Friday, May 11, 2012

Goodnight, Mr. Sendak

"Please don't go. We'll eat you up. We love you so."
from Where the Wild Things Are

It's hard to add anything new to the tributes to Maurice Sendak that have been flowing in since his death on Tuesday, so I'll just let the great one speak for himself. Here are some quotes that especially resonate with me.

"You cannot write for children. They're much too complicated. You can only write books that are of interest to them."

"I believe there's no part of our lives, our adult as well as child life, when we're not fantasizing, but we prefer to relegate fantasy to children, as though it were some tomfoolery only fit for the immature minds of the young. Children do live in fantasy and reality; they move back and forth very easily in a way we no longer remember how to do."

"A woman came up to me the other day and said, 'You're the kiddie-book man.' I wanted to kill her."

"Once a little boy sent me a charming card with a little drawing on it. I loved it. I answer all my children's letters--sometimes very hastily--but this one I lingered over. I sent him a card and I drew a picture of a Wild Thing on it. I wrote, "Dear Jim: I loved your card." Then I got a letter back from his mother and she said, "Jim loved your card so much he ate it." That to me was one of the highest compliments I've ever received.
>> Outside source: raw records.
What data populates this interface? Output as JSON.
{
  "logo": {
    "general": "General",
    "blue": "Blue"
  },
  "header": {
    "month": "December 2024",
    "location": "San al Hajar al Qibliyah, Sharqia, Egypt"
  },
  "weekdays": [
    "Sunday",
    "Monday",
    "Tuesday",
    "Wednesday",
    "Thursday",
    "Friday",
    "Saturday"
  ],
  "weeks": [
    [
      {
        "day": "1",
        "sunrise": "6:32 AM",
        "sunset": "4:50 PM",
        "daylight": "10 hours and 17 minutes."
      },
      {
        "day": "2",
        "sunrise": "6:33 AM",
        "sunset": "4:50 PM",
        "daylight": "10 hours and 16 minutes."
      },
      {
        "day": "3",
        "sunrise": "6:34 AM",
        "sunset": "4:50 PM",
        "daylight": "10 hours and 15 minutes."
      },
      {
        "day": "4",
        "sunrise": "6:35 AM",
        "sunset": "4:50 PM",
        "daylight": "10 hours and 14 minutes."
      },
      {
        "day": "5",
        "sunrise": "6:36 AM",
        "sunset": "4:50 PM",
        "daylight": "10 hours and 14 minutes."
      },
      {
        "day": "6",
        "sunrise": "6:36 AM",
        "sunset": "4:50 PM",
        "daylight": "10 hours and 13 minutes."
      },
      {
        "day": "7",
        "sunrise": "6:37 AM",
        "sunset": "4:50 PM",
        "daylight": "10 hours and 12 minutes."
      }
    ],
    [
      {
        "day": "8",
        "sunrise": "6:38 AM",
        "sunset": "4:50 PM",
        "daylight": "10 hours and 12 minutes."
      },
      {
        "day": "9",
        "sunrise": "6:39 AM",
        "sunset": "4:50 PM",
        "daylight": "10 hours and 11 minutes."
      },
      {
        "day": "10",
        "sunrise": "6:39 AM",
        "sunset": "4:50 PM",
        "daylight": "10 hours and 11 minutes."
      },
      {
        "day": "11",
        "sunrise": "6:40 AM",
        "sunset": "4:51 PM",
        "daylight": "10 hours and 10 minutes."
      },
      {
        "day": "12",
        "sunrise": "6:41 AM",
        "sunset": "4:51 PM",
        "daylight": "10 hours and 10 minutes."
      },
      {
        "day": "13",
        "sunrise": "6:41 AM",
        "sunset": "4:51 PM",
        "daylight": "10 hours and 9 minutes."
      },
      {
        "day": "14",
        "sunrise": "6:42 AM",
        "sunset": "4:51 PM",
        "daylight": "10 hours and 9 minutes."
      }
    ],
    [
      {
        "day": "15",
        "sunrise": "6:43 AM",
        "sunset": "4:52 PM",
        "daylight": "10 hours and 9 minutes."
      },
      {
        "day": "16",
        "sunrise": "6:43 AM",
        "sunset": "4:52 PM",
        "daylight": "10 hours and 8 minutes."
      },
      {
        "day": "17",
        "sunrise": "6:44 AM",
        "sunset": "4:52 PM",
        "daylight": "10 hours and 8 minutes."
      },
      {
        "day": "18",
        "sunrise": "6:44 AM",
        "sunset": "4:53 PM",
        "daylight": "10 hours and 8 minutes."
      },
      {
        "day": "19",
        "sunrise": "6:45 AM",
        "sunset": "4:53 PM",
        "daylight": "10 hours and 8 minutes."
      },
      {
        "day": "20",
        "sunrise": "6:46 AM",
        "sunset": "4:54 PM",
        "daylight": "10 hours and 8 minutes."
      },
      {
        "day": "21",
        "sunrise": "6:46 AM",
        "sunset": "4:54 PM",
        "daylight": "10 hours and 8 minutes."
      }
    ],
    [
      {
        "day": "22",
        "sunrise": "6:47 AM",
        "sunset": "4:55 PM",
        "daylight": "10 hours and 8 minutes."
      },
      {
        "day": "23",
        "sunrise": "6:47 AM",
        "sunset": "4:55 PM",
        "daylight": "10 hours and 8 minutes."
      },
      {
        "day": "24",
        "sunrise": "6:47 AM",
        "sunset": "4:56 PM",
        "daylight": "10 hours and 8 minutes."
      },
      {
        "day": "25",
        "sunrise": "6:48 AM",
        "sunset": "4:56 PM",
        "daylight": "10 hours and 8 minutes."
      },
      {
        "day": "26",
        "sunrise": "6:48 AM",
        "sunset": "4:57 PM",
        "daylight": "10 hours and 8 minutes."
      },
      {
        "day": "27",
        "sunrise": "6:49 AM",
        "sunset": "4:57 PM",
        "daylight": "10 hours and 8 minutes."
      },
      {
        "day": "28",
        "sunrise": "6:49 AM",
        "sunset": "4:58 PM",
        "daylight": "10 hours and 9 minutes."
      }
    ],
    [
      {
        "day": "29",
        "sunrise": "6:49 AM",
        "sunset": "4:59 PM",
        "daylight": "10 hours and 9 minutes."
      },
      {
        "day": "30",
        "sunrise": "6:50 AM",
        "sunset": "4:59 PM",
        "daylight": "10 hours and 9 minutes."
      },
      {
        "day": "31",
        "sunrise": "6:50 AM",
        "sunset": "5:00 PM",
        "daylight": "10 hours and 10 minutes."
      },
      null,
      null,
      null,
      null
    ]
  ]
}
He didn't care that it was an original Maurice Sendak drawing or anything. He saw it, he loved it, he ate it."

"There must be more to life than having everything."

"I have a little tiny Emily Dickinson so big that I carry in my pocket everywhere. And you just read three poems of Emily. She is so brave. She is so strong. She is such a sexy, passionate, little woman. I feel better."

"I'm not Hans Christian Andersen. Nobody's gonna make a statue in the park with a lot of scrambling kids climbing up me. I won't have it, okay?"


  1. Wonderful quotes! I feel a closeness to him, not only because I'm a children's librarian, but because I once heard him give a talk about his art and his life. He was not all "warm and fuzzy" in any way, shape or form- He was honest and he was real. He acknowledged his depression. He was a brilliant man and his "crustiness" exuded its own kind of warmth. He respected children's intelligence.

    My teenage son and I had seen his interview on the Colbert Report just a few weeks before, and my son, who had appreciated his personality, was saddened, too, and took special care in how he told me about his death, not knowing I already knew from a prior post and comments by Jane Yolen.

    I had read that quote about the little boy eating his drawing somewhere before. I love how you've linked that concept with the first quote from Where the Wild Things Are. It's a fitting tribute to Sendak: "Please don't go. We'll eat you up. We love you so."

  2. Thanks, Annie. I could just see the little boy gobbling up the priceless drawing. And I can't get over that Sendak used to walk around with Emily Dickinson in his pocket. Who knew?